Extracted records
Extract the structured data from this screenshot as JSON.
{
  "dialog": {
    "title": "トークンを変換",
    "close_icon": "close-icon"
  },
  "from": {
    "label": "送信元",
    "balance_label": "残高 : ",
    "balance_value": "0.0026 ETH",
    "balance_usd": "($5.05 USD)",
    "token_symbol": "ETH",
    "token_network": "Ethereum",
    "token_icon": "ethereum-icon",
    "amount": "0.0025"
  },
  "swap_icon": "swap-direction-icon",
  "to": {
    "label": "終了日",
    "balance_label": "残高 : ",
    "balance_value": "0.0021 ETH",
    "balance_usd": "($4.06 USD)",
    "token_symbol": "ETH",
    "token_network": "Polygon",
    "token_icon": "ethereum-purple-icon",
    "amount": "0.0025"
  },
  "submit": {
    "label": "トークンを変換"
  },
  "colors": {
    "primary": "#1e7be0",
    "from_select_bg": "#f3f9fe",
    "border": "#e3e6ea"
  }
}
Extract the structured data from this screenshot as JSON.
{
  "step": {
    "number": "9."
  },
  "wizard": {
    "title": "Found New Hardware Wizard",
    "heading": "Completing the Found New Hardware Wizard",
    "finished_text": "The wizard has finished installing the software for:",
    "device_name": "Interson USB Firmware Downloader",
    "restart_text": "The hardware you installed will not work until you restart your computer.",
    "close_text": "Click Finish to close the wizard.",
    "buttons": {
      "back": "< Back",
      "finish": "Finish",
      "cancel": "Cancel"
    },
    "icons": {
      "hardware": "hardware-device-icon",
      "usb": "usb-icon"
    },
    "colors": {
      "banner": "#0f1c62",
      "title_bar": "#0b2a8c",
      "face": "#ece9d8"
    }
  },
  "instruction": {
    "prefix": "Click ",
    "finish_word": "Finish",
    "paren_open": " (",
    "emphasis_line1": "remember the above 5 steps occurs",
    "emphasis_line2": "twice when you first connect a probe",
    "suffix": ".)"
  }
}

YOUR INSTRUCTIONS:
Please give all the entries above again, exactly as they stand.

PROBLEM SOLUTION:
Extract the structured data from this screenshot as JSON.
{
  "dialog": {
    "title": "トークンを変換",
    "close_icon": "close-icon"
  },
  "from": {
    "label": "送信元",
    "balance_label": "残高 : ",
    "balance_value": "0.0026 ETH",
    "balance_usd": "($5.05 USD)",
    "token_symbol": "ETH",
    "token_network": "Ethereum",
    "token_icon": "ethereum-icon",
    "amount": "0.0025"
  },
  "swap_icon": "swap-direction-icon",
  "to": {
    "label": "終了日",
    "balance_label": "残高 : ",
    "balance_value": "0.0021 ETH",
    "balance_usd": "($4.06 USD)",
    "token_symbol": "ETH",
    "token_network": "Polygon",
    "token_icon": "ethereum-purple-icon",
    "amount": "0.0025"
  },
  "submit": {
    "label": "トークンを変換"
  },
  "colors": {
    "primary": "#1e7be0",
    "from_select_bg": "#f3f9fe",
    "border": "#e3e6ea"
  }
}
Extract the structured data from this screenshot as JSON.
{
  "step": {
    "number": "9."
  },
  "wizard": {
    "title": "Found New Hardware Wizard",
    "heading": "Completing the Found New Hardware Wizard",
    "finished_text": "The wizard has finished installing the software for:",
    "device_name": "Interson USB Firmware Downloader",
    "restart_text": "The hardware you installed will not work until you restart your computer.",
    "close_text": "Click Finish to close the wizard.",
    "buttons": {
      "back": "< Back",
      "finish": "Finish",
      "cancel": "Cancel"
    },
    "icons": {
      "hardware": "hardware-device-icon",
      "usb": "usb-icon"
    },
    "colors": {
      "banner": "#0f1c62",
      "title_bar": "#0b2a8c",
      "face": "#ece9d8"
    }
  },
  "instruction": {
    "prefix": "Click ",
    "finish_word": "Finish",
    "paren_open": " (",
    "emphasis_line1": "remember the above 5 steps occurs",
    "emphasis_line2": "twice when you first connect a probe",
    "suffix": ".)"
  }
}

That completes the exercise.